With 42 years of investment track record, few investors can claim to be as long-term as Elliott or have such a successful long-term track record. However, by taking a $3.2bn investment in AT&T, representing almost 9% of their AUM, they are making a substantial call. In the telecoms sector, they have been more involved in Europe than the US so far, and they have had some notable successes (as a minority investor in Sky for example), though not every investment has been a home run.

Elliott’s recent headline-grabbing position in Telecom Italia is currently trading below their entry price. Elliott’s focus here was trying to unlock value by breaking out assets trading on higher multiples than the overall group multiple. The unique process by which Telecom Italia management is elected allowed an Elliott-nominated Board to get effective control of the company, which is clearly going to be a harder goal to achieve with AT&T.  While Elliott’s initial plans in Italy have been frustrated by local politics and Vivendi (the other large shareholder), Elliott has remained committed to the position and indeed with ongoing discussions between Telecom Italia and Enel OpenFiber, their initial plan to unlock value may still come to fruition.

In terms of showing they are willing to take a long-term stance, Elliott has also remained a 14% minority shareholder in KDG since 2013. While they haven’t yet been able to cash in on their position, they have been able to extract an attractive ongoing dividend from Vodafone to make the holding worth their while.

AT&T’s track record in telecom deals

It is worth noting where AT&T’s strategy has been successful.  The AT&T we know today started life as SBC, the smallest and perhaps least well-endowed piece of the “OG” AT&T after it was broken up by the government.  Through a staggering string of deals, Whitacre and Stephenson assembled the assets that comprise AT&T today[4]This may well be the greatest string of acquisitions ever, at least in our industry.  It culminated with the acquisition of Bellsouth, which consolidated control of what is now AT&T Wireless, and the old mothership – AT&T.  These last two deals were done a year apart.  They were done while Whitacre was still CEO, but Stephenson was already effectively running the company; they were his deals as much as anyone’s. Up until DTV, most of those deals were good. They bought assets that the management team understood well, which added scale and strategic advantage to the assets they already had.

The acquisition of DTV was different in that it was for an asset that the management team didn’t know as well, and it did very little for the value of the assets they already owned.  The acquisition of Time Warner brought a set of assets even more distant from AT&T’s area of competence with even less synergy with AT&T’s existing portfolio.
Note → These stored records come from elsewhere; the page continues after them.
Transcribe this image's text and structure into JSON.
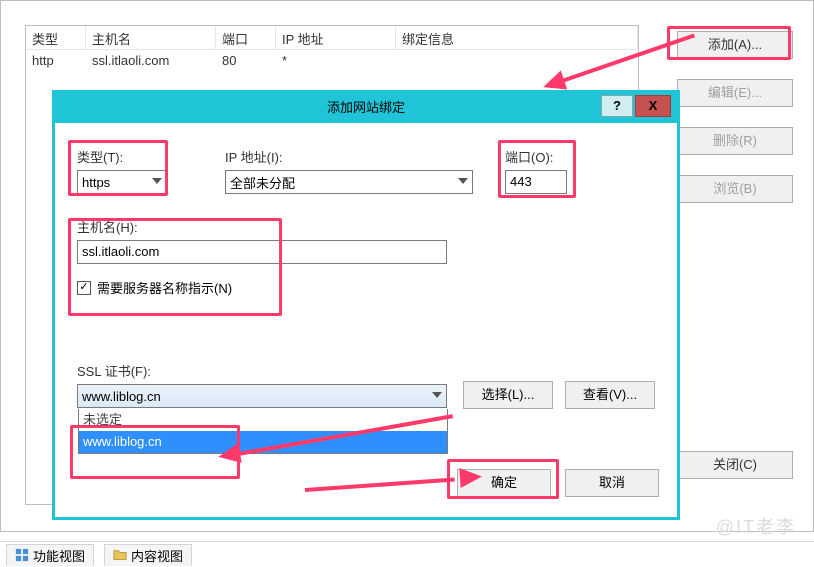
{
  "parent": {
    "columns": {
      "type": "类型",
      "host": "主机名",
      "port": "端口",
      "ip": "IP 地址",
      "bind": "绑定信息"
    },
    "row": {
      "type": "http",
      "host": "ssl.itlaoli.com",
      "port": "80",
      "ip": "*",
      "bind": ""
    },
    "buttons": {
      "add": "添加(A)...",
      "edit": "编辑(E)...",
      "remove": "删除(R)",
      "browse": "浏览(B)",
      "close": "关闭(C)"
    }
  },
  "dialog": {
    "title": "添加网站绑定",
    "help": "?",
    "close": "X",
    "labels": {
      "type": "类型(T):",
      "ip": "IP 地址(I):",
      "port": "端口(O):",
      "host": "主机名(H):",
      "sni": "需要服务器名称指示(N)",
      "ssl": "SSL 证书(F):"
    },
    "values": {
      "type": "https",
      "ip": "全部未分配",
      "port": "443",
      "host": "ssl.itlaoli.com",
      "sni_checked": "✓",
      "ssl_selected": "www.liblog.cn"
    },
    "ssl_options": {
      "none": "未选定",
      "cert": "www.liblog.cn"
    },
    "buttons": {
      "select": "选择(L)...",
      "view": "查看(V)...",
      "ok": "确定",
      "cancel": "取消"
    }
  },
  "tabs": {
    "feature": "功能视图",
    "content": "内容视图"
  },
  "watermark": "@IT老李"
}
We believe the DTV acquisition was a mistake, and they should sell it if they can.  It’s too soon to know how the Time Warner acquisition will fare, but if it fails to deliver as management expects they may be better off parting with this too.  Hanging on to either asset too long may compound the mistakes. It would be a pity for AT&T to tarnish its legacy as one of the greatest deal makers in history by failing to change course quickly enough on transactions that didn’t deliver what they had hoped.

Our updated Global Valuation Comp sheet can be found HERE

1. For more detail on the regulatory prospects of a potential DISH / DirecTV deal, please see HERE.
2. Stankey may be an exceptional telecom executive. He has consistently been put in charge of AT&T’s most challenging situations; management and the board clearly hold him in high regard. Appointing him to the role of president and making him the heir apparent to Stephenson may be a strong choice. The media business couldn’t be more different from telecom though, potentially requiring a different skill set and a different temperament.
3. I couldn’t help but be reminded of the “We already have one” moment in Monty Python and the Holy Grail(LINK)
4. This may well be the greatest string of acquisitions ever, at least in our industry.  It culminated with the acquisition of Bellsouth, which consolidated control of what is now AT&T Wireless, and the old mothership – AT&T.  These last two deals were done a year apart.  They were done while Whitacre was still CEO, but Stephenson was already effectively running the company; they were his deals as much as anyone’s.